*Information:*
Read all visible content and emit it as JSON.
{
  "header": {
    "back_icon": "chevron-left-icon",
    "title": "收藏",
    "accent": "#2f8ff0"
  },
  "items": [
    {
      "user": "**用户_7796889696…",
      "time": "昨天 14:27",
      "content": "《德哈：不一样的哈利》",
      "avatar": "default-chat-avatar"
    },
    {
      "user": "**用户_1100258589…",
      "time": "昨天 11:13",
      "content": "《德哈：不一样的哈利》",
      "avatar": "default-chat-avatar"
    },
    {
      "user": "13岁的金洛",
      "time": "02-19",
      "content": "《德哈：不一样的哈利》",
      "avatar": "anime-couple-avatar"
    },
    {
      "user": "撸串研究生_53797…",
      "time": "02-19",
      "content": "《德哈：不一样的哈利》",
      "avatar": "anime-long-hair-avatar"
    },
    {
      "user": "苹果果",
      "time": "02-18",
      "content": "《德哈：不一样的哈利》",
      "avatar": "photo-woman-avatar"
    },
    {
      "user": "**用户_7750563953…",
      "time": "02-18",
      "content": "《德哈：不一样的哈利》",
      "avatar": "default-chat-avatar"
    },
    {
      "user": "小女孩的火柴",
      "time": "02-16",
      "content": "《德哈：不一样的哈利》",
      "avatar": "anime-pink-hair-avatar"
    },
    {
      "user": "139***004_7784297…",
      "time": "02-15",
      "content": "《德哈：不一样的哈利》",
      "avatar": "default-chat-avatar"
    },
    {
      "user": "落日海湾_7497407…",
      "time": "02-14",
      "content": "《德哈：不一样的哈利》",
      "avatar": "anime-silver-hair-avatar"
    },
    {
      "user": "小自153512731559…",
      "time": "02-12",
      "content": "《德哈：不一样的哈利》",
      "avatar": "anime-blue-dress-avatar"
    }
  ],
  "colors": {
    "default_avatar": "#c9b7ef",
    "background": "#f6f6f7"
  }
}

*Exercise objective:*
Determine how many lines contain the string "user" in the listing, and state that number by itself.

*Result for this exercise:*
10